Back in May, I planted 2 rows of spaghetti squash and 3 of butternut, expecting not every seed to thrive. The Boy had 5 birdhouse gourds planted around his tee-pee, where they could climb the posts and the string wound between them. He also planted 2 giant pumpkins. We had 2 volunteer something-or-others that could have been melons or squash based on how they looked back when we were planting.
Everything has survived. I had to thin my winter squashes down to 2 spaghetti and 3 butternut plants total, since every seed I'd planted had sprouted. I had to spend about an hour today untangling the 5 squashes, and intervening in their attacks on marigolds, nasturtiums, the 2 zucchini plants, all the tomatoes, and the cucumbers across the aisle in the next bed. The birdhouse gourds were spreading out rather than up, so had to be trained up. The pumpkins know no borders, and had spread into the grass. The 2 volunteers whatevers have been identified as yellow squash (also called crookneck) They are attaching to mulch, birdhouse gourds, popcorn cornstalks, and anything that doesn't move fast enough to escape.
Oh. I forgot. A volunteer squash has devoured the compost heap.
In the meantime, I have about 80 pounds of zucchini that must be eaten or stored. I am gonna be able to get the guys to eat the zucchini if I make it Parmesan, along with some kind of meat. Venison and Zucchini Parmesan? But that is only gonna go so far. I intended to make a huge batch of ratatouille to freeze...except for one small problem. While my tomato plants are now taller than me, are growing thickly enough that they are great shade, and have tons of fruit ripening... they are not ripe yet. So, I'll have to either try to save the zukes for another week and gamble that I'll have enough tomatoes to make ratatouille... Or I'm gonna have to buy some.
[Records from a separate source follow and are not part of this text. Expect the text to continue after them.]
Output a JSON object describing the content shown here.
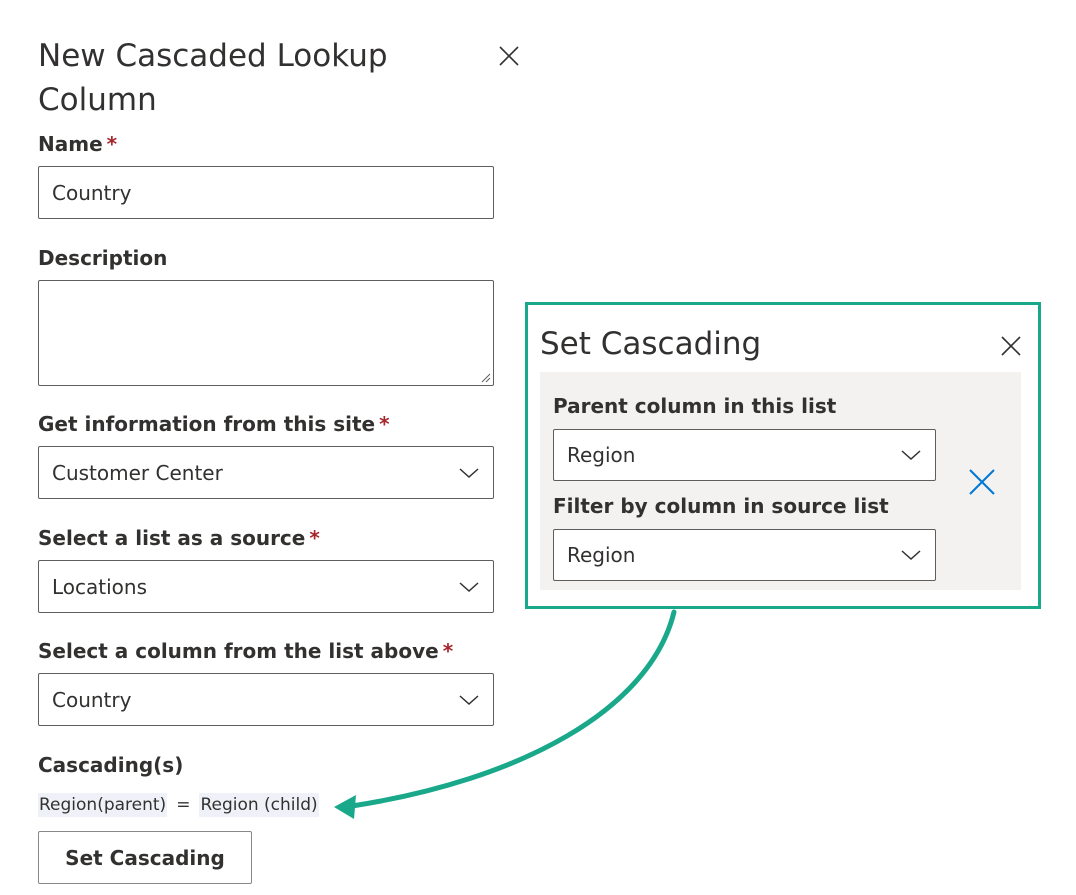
{
  "panel": {
    "title": "New Cascaded Lookup Column",
    "close_icon": "close-icon"
  },
  "fields": {
    "name": {
      "label": "Name",
      "required": "*",
      "value": "Country"
    },
    "description": {
      "label": "Description",
      "value": ""
    },
    "site": {
      "label": "Get information from this site",
      "required": "*",
      "value": "Customer Center"
    },
    "source_list": {
      "label": "Select a list as a source",
      "required": "*",
      "value": "Locations"
    },
    "column": {
      "label": "Select a column from the list above",
      "required": "*",
      "value": "Country"
    }
  },
  "cascading": {
    "label": "Cascading(s)",
    "parent": "Region(parent)",
    "equals": "=",
    "child": "Region (child)",
    "button_label": "Set Cascading"
  },
  "set_cascading_dialog": {
    "title": "Set Cascading",
    "parent_label": "Parent column in this list",
    "parent_value": "Region",
    "filter_label": "Filter by column in source list",
    "filter_value": "Region"
  },
  "colors": {
    "accent_green": "#1aa88a",
    "remove_blue": "#0078d4",
    "required_red": "#a4262c"
  }
}
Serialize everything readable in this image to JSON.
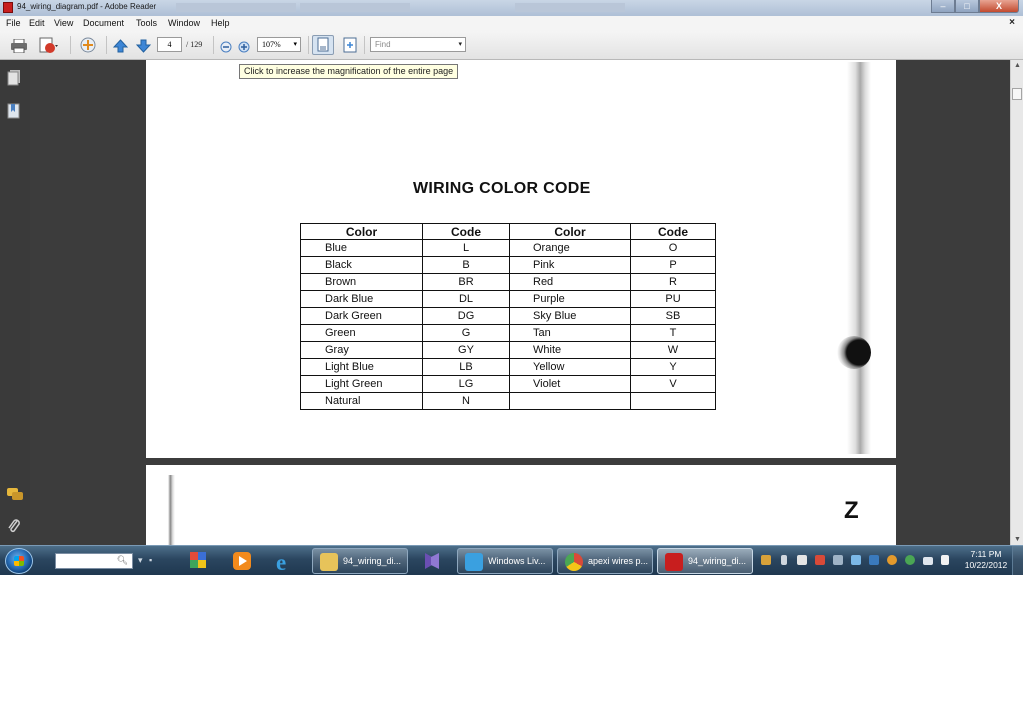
{
  "window": {
    "title": "94_wiring_diagram.pdf - Adobe Reader",
    "controls": {
      "minimize": "–",
      "maximize": "□",
      "close": "X"
    }
  },
  "menubar": {
    "items": [
      "File",
      "Edit",
      "View",
      "Document",
      "Tools",
      "Window",
      "Help"
    ],
    "close_doc": "×"
  },
  "toolbar": {
    "page_current": "4",
    "page_total": "/ 129",
    "zoom": "107%",
    "find_placeholder": "Find"
  },
  "tooltip": "Click to increase the magnification of the entire page",
  "document": {
    "title": "WIRING COLOR CODE",
    "headers": [
      "Color",
      "Code",
      "Color",
      "Code"
    ],
    "rows": [
      [
        "Blue",
        "L",
        "Orange",
        "O"
      ],
      [
        "Black",
        "B",
        "Pink",
        "P"
      ],
      [
        "Brown",
        "BR",
        "Red",
        "R"
      ],
      [
        "Dark Blue",
        "DL",
        "Purple",
        "PU"
      ],
      [
        "Dark Green",
        "DG",
        "Sky Blue",
        "SB"
      ],
      [
        "Green",
        "G",
        "Tan",
        "T"
      ],
      [
        "Gray",
        "GY",
        "White",
        "W"
      ],
      [
        "Light Blue",
        "LB",
        "Yellow",
        "Y"
      ],
      [
        "Light Green",
        "LG",
        "Violet",
        "V"
      ],
      [
        "Natural",
        "N",
        "",
        ""
      ]
    ],
    "page2_letter": "Z"
  },
  "taskbar": {
    "tasks": [
      {
        "label": "94_wiring_di...",
        "icon": "folder-icon",
        "color": "#e7c35a"
      },
      {
        "label": "Windows Liv...",
        "icon": "windows-live-icon",
        "color": "#3aa0e0"
      },
      {
        "label": "apexi wires p...",
        "icon": "chrome-icon",
        "color": "#d94a38"
      },
      {
        "label": "94_wiring_di...",
        "icon": "adobe-reader-icon",
        "color": "#c81e1e"
      }
    ],
    "clock_time": "7:11 PM",
    "clock_date": "10/22/2012"
  },
  "colors": {
    "accent": "#c81e1e",
    "taskbar": "#2b4660",
    "tooltip_bg": "#ffffe1"
  }
}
Sigh.
On the plus side, I saw fresh zukes at the grocery store selling at $1.99 a pound! Take that! Never mind that I would never choose to buy 80 pounds of zucchini.